On Tradition - Poem by Franklin Pierce Adams
LINES PROVOKED BY HEARING A YOUNG MAN WHISTLING
No carmine radical in Art,
I worship at the shrine of Form;
Yet open are my mind and heart
To each departure from the norm.
When Post-Impressionism emerged,
I hesitated but a minute
Before I saw, though it diverged,
That there was something healthy in it.
And eke when Music, heavenly maid,
Undid the chains that chafed her feet,
I grew to like discordant shade--
Unharmony I thought was sweet.
When verse divorced herself from sound,
I wept at first. Now I say: "Oh, well,
I see some sense in Ezra Pound,
And nearly some in Amy Lowell."
Yet, though I storm at every change,
And each mutation makes me wince,
I am not shut to all things strange--
I'm rather easy to convince.
But hereunto I set my seal,
My nerves awry, askew, abristling:
I'll never change the way I feel
Upon the question of Free Whistling.
Comments about On Tradition by Franklin Pierce Adams
Read this poem in other languages
This poem has not been translated into any other language yet.
Still I Rise
The Road Not Taken
If You Forget Me
Edgar Allan Poe
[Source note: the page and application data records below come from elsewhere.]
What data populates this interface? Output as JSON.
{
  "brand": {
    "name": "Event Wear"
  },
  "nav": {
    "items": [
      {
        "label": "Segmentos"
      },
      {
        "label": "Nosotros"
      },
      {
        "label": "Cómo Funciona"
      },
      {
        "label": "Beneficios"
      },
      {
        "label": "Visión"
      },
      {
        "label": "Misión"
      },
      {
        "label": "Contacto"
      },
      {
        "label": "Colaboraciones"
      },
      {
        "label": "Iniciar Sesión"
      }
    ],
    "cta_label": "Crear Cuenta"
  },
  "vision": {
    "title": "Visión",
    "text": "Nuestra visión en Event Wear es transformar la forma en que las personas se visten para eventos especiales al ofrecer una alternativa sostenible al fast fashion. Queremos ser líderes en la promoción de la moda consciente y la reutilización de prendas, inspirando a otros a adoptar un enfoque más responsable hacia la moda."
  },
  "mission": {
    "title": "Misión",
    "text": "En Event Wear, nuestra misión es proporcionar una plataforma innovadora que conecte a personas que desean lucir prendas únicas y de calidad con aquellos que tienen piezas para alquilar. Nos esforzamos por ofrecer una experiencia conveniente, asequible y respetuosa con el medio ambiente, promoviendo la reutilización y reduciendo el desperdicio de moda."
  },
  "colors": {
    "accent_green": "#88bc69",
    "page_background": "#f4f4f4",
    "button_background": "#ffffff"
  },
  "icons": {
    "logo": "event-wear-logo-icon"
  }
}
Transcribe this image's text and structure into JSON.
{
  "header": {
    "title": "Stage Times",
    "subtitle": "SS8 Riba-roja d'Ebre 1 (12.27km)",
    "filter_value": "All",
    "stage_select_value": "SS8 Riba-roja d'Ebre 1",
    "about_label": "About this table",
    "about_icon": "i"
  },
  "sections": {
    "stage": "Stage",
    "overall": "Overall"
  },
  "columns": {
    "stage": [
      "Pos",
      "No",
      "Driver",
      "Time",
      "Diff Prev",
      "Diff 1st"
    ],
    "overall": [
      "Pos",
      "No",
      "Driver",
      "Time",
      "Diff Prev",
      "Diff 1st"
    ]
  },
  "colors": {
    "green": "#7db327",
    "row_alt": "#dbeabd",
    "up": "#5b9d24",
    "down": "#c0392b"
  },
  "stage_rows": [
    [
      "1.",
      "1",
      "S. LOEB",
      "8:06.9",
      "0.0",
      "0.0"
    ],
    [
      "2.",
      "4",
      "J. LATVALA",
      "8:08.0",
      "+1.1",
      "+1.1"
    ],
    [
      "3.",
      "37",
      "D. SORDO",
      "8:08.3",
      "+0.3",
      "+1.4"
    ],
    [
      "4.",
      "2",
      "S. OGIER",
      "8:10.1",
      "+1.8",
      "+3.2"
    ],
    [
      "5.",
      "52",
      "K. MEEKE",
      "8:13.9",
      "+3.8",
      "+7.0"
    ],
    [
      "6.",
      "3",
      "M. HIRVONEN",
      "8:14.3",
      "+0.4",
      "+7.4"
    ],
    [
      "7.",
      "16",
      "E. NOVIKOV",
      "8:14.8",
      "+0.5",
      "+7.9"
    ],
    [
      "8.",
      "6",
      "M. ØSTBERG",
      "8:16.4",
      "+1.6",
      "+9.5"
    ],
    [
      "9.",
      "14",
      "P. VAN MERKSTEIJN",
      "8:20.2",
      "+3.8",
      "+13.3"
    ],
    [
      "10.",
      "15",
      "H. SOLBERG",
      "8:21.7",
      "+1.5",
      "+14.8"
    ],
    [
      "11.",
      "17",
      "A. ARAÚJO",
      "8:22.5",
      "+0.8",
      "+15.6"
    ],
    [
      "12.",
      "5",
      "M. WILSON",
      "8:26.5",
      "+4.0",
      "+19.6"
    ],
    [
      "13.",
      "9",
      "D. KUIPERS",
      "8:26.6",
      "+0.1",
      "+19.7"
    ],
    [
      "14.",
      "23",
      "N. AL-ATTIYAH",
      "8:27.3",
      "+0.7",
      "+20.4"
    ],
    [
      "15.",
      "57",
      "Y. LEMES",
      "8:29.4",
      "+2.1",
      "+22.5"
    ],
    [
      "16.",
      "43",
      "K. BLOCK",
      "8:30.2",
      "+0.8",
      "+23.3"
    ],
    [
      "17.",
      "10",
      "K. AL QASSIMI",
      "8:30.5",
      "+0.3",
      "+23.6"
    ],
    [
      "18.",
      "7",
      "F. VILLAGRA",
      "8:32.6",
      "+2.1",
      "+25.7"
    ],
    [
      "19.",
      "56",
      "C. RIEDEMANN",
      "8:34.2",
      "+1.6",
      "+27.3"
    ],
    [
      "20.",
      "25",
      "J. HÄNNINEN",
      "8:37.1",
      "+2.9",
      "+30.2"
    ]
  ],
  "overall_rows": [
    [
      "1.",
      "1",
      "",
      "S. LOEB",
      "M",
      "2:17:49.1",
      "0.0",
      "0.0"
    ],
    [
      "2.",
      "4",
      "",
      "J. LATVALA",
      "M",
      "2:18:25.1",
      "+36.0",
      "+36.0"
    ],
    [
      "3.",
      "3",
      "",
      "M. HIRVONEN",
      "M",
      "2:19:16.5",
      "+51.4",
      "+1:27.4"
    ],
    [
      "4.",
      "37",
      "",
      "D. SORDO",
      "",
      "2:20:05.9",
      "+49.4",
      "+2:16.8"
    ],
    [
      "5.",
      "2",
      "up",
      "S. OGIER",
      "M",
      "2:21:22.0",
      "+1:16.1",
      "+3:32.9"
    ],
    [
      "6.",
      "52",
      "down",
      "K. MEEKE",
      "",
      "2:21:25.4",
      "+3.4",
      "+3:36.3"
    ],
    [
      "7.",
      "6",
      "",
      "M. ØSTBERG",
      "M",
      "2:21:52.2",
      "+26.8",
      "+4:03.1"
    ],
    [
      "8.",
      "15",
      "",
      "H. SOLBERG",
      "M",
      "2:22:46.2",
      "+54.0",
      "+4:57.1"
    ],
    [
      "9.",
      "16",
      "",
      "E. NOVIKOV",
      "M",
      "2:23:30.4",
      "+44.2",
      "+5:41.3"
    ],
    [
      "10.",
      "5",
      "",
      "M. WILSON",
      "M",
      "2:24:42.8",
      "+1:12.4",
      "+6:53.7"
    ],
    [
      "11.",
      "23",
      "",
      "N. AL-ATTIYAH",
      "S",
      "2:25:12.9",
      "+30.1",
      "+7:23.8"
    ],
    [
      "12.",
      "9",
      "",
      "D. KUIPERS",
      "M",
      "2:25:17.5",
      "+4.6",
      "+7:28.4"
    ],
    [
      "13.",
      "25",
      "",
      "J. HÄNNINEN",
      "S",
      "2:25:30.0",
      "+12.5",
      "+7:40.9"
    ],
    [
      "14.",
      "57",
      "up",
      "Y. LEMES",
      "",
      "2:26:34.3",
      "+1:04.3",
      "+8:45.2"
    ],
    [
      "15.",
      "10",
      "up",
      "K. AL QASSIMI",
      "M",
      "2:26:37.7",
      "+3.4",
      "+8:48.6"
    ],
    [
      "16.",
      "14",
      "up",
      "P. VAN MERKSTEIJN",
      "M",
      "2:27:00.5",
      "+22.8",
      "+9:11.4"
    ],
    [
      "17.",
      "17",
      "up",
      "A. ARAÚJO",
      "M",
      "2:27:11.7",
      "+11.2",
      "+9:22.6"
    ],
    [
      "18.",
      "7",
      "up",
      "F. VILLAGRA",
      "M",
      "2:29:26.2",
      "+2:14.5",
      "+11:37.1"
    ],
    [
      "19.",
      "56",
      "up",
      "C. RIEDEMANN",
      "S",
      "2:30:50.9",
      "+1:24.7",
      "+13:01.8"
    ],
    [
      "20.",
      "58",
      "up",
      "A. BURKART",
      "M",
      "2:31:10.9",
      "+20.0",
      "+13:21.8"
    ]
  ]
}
Stopping By Woods On A Snowy Evening
Do Not Stand At My Grave And Weep
Mary Elizabeth Frye